    Mr Taylor voiced objections, as Mr Griffiths admitted, to two conditions and Mr Taylor expressed those same objections to me on Friday, 15 August 2008. Mr Taylor appeared in a good condition, he has been in custody over the recess and this morning at 8.25 we received from Mr Tjonk an absence from court form in which Mr Taylor was advised that proceedings would continue today and that his absence may be an implied waiver to his right to be present at trial and Mr Taylor declined to fill out that waiver form, having given instructions to counsel.

    We have indeed addressed the Dutch transport authorities, the DV&O, about these two objections and they have not been able to accommodate us based on their security protocol. It's not that Mr Taylor is being - having security measures escalated being targeted at him, but rather it's just a changed security scene on the ground and those are all the - that's all the information I have at this point, your Honour.

  • Thank you. Mr Townsend, may I take it that you have given copies of this document signed by Mr Tjonk to counsel for the Defence and Prosecution?

  • Yes, your Honour, and all the parties.

  • Thank you. Please allow me to confer.

  • [Trial Chamber conferred]

    The Chamber will withdraw to discuss this application and we will reconvene as soon as we have reached a decision. You will be notified through the Legal Officer. Please adjourn court temporarily.

  • [Break taken at 9.45 a.m.]

  • [Upon resuming at 10.20 a.m.]

  • We have considered the submissions of the parties and of the Registrar's representative. We note that the trial has been proceeding smoothly hitherto and one reason is that Mr Taylor has conducted himself very reasonably.

    There has not been any evidence put before us to show that the upgrading of Mr Taylor's security regime has been as a result of his behaviour.

    We agree with the Defence that it is at a disadvantage in having to cross-examine this particular witness without the benefit of instructions from the accused and that this is a feature that has some bearing on his fair trial rights.

    It would appear that the matter is capable of resolution and, in our view, the Registrar should be directly involved.

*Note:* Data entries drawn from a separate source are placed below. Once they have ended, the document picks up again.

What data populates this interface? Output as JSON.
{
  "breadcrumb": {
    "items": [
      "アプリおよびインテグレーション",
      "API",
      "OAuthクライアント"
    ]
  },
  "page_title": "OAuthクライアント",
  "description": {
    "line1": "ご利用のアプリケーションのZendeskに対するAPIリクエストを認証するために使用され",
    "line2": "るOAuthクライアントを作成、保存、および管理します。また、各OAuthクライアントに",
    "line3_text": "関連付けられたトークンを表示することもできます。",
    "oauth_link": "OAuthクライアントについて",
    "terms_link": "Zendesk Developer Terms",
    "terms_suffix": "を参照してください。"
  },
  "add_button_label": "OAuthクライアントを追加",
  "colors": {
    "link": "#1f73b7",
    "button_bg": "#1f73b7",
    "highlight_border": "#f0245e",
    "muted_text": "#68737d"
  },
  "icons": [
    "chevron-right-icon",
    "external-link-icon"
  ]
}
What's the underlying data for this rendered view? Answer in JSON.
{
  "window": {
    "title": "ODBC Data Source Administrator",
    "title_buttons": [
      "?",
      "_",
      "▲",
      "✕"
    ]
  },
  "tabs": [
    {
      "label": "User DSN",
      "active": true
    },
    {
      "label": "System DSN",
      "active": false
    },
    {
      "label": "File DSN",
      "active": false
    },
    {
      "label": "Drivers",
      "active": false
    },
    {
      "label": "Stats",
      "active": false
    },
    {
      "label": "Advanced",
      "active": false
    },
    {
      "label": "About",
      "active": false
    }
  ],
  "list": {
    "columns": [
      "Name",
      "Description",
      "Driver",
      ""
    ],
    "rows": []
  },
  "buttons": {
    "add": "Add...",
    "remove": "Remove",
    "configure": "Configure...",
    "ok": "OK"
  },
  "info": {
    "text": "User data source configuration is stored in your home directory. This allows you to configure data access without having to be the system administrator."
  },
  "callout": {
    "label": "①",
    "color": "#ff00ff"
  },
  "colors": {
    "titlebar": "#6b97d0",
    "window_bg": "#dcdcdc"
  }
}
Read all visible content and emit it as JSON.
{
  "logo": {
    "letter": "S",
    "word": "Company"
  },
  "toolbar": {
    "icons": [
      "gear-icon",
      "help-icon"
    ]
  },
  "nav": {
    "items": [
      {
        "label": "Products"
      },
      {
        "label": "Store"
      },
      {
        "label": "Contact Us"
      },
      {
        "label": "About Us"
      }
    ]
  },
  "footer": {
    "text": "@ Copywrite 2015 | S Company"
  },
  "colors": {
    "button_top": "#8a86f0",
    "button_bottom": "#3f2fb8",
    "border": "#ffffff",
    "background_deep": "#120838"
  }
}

    Accordingly we adjourn the hearing for one day and direct the Registrar to investigate with a view to urgently resolving this issue and to report to the Trial Chamber tomorrow at 9.30 a.m.

    Ms Hollis, I note the witness is absent from the witness's stand and I would therefore be grateful if someone would explain this to him. I appreciate it will not be you, but perhaps I should have directed that to the Registrar more properly than to you. Mr Registrar, you have heard what I said.

    In the circumstances we will adjourn until 9.30 tomorrow. Please adjourn court.

  • [Whereupon the hearing adjourned at 10.24 a.m. to be reconvened on Tuesday, 19 August 2008 at 9.30 a.m.]